Sarah Longwell serves on the Leadership Council for Conservatives Against Discrimination and is the chief executive of Longwell Partners.
When my wife and I picked out that picture last September, I thought of it mostly as a sweet family memory of the summer just past — and a rare instance where all four of us are looking at the camera. But, in recent weeks, it’s taken on a new significance.
I wonder how teachers in Florida who, under a law Gov. Ron DeSantis (R) is expected to sign, will be banned from providing any sort of “classroom instruction … on sexual orientation or gender identity” before the fourth grade would talk about families such as mine. It’s not just LGBTQ children this legislation will hurt. It’s any kid who considers someone gay, bisexual or transgender to be family.
I object to this bill as a parent. And I object to it even more as a conservative.
Especially for young kids, their families are their whole world. My children talk about their families in class. They bring home pictures they drew of us. The figures in those pieces might look like thumbs, but the kids will tell you, “Those are my moms, that’s my little brother, and that’s our cat, Calvin. Hobbes, our other cat, died.” When our children explain who’s in their pictures or talk about their upcoming family vacation plans, their classmates sometimes have questions like “Why does Bobby have two moms?”
The obvious way to respond to this completely normal question is “Some kids have a mom and a dad, some have two moms or two dads, or maybe just one mom or one dad. Families can look all kinds of different ways and they’re all great. The most important thing about a family is that the people in it love each other.”
I’m lucky to live in a state where my kids’ teachers can say such things. The new Florida bill, however, would make this terribly complicated. Now, teachers will have to ask themselves if simply telling the truth — that families come in different forms — means that they’ve given instruction on sexual orientation. And, in the absence of any clear definition of “instruction,” these educators have to wonder if a parent will end up suing them over a simple explanation that’s intended to put a child at ease.
Unfortunately, Florida isn’t an outlier. There are more than 200 bills nationwide targeting LGBTQ people, many of them children in public schools.
Conservatives used to be skeptical of vaguely written laws that could have unintended consequences — especially when those laws serve no real purpose beyond performative culture-war posturing.
DeSantis and his cynical allies respond to objections such as mine by saying the media narrative is twisting the language in the bill. At a recent news conference, DeSantis said the bill tells teachers “no sexual instruction in grades pre-K through three. And so how many parents want their kindergartners to have transgenderism, or something, injected into classroom instruction?”
But it’s DeSantis who’s being misleading about what the bill actually says. It doesn’t say “no sexual instruction”; instead, it blocks instruction on sexual orientation and gender identity. Talking about families with two moms or two dads isn’t talking about sex, but it could be construed as a conversation about sexual orientation.

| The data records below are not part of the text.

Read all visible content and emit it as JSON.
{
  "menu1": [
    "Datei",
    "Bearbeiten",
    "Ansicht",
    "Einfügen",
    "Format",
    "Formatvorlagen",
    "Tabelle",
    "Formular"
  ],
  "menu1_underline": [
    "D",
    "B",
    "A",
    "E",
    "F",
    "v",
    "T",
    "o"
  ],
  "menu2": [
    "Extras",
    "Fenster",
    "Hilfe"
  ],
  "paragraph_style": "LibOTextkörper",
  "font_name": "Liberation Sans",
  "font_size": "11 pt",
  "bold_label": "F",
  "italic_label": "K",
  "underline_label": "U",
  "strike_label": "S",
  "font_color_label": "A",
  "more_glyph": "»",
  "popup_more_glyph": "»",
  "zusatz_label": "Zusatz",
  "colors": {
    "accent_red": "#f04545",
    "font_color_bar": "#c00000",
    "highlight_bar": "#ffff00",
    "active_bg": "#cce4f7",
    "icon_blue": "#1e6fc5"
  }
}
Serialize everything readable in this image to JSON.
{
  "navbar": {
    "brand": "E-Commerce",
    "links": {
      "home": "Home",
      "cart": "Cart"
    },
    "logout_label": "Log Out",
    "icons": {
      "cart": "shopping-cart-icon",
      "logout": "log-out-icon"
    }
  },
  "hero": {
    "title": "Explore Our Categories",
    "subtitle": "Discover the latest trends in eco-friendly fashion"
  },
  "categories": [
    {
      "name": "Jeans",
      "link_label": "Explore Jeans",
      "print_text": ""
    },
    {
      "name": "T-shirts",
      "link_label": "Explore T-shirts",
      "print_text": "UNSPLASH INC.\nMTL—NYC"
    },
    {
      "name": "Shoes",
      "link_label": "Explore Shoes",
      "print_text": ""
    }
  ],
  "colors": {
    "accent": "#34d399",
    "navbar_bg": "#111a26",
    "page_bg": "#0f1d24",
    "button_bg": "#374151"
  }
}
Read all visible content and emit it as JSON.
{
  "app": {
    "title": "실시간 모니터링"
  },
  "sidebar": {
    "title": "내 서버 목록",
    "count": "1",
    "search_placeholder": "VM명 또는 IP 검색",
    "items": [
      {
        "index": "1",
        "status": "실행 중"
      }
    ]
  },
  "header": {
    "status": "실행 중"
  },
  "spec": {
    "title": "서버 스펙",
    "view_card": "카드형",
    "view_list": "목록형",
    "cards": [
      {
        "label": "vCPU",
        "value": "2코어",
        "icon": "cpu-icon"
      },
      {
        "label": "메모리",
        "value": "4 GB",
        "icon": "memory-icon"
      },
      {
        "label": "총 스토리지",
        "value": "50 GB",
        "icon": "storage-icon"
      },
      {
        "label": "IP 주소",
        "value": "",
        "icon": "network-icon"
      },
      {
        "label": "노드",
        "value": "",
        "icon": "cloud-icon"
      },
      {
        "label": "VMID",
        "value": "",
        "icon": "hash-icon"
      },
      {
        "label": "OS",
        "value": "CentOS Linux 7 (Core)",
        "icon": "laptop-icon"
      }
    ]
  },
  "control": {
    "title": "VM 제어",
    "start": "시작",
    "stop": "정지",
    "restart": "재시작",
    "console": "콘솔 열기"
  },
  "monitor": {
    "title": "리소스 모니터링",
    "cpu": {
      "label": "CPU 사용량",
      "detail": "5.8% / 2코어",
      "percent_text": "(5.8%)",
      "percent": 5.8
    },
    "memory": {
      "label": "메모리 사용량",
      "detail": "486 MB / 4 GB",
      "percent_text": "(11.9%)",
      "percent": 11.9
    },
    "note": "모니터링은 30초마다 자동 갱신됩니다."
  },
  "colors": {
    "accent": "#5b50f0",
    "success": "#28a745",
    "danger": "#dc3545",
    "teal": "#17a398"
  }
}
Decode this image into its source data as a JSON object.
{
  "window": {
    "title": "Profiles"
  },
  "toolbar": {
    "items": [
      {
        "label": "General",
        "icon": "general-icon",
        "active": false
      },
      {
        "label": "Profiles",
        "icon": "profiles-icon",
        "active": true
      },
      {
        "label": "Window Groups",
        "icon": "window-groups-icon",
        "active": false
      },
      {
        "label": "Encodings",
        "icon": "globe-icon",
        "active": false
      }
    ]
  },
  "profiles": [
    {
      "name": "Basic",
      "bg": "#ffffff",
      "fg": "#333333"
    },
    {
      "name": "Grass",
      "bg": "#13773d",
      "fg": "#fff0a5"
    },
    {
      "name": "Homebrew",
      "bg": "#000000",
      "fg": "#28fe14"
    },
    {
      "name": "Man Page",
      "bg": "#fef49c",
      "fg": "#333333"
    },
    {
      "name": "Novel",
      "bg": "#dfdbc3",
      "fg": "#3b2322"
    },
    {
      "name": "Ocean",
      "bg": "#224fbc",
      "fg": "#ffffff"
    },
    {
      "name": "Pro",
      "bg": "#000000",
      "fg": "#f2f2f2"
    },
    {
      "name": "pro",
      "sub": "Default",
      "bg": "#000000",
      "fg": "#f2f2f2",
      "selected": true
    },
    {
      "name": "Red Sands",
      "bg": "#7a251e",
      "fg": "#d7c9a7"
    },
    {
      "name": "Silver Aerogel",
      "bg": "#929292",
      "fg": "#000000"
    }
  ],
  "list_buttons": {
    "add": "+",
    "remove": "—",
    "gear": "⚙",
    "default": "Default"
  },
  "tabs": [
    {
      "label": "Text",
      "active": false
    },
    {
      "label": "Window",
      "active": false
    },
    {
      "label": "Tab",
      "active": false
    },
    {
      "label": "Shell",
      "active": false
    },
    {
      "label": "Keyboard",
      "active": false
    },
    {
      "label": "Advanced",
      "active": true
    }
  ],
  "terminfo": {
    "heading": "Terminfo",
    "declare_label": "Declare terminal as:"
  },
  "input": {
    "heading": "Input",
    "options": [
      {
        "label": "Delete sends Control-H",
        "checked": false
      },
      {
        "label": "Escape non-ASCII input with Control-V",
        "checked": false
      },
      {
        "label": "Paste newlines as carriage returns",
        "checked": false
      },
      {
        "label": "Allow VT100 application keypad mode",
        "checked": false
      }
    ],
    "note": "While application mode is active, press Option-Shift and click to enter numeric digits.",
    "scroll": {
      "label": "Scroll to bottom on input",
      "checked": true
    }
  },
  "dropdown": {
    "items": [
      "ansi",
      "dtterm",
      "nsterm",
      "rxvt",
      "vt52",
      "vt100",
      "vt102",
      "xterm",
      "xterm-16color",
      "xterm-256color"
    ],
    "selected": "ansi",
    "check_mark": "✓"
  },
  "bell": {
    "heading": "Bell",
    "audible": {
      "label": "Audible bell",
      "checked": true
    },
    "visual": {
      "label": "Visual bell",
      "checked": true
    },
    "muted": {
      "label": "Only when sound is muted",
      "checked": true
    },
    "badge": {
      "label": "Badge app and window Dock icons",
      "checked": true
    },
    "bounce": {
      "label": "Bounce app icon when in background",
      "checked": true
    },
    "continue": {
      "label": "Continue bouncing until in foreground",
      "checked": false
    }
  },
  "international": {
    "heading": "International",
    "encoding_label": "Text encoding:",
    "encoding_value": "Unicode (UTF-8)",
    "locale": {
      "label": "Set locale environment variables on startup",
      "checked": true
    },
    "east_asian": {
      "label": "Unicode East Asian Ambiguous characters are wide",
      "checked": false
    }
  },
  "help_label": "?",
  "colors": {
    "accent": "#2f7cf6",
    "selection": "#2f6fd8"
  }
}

And the bill never clarifies what “instruction” means. Is “instruction” everything a teacher says in the classroom? We likely won’t know until parents start suing teachers under this law, and the courts establish what constitutes “instruction” by a teacher vs. what is an organic conversation that acknowledges that gay and trans people exist in the world — and sometimes they are part of our families.
But that, of course, is the pernicious intent of bills such as these: to stigmatize and shame gay and transgender people under the guise of protecting children from inappropriate conversations about sex. There is a long and ugly history of tarring gay people as sexual predators. DeSantis and the law’s supporters are playing into this slur by conflating “sexual instruction” and any mention of LGBTQ people, and claiming they’re doing so to protect children.
The irony, of course, is that the people most likely to be hurt by this law are kids in Florida whose families look different from those of their classmates.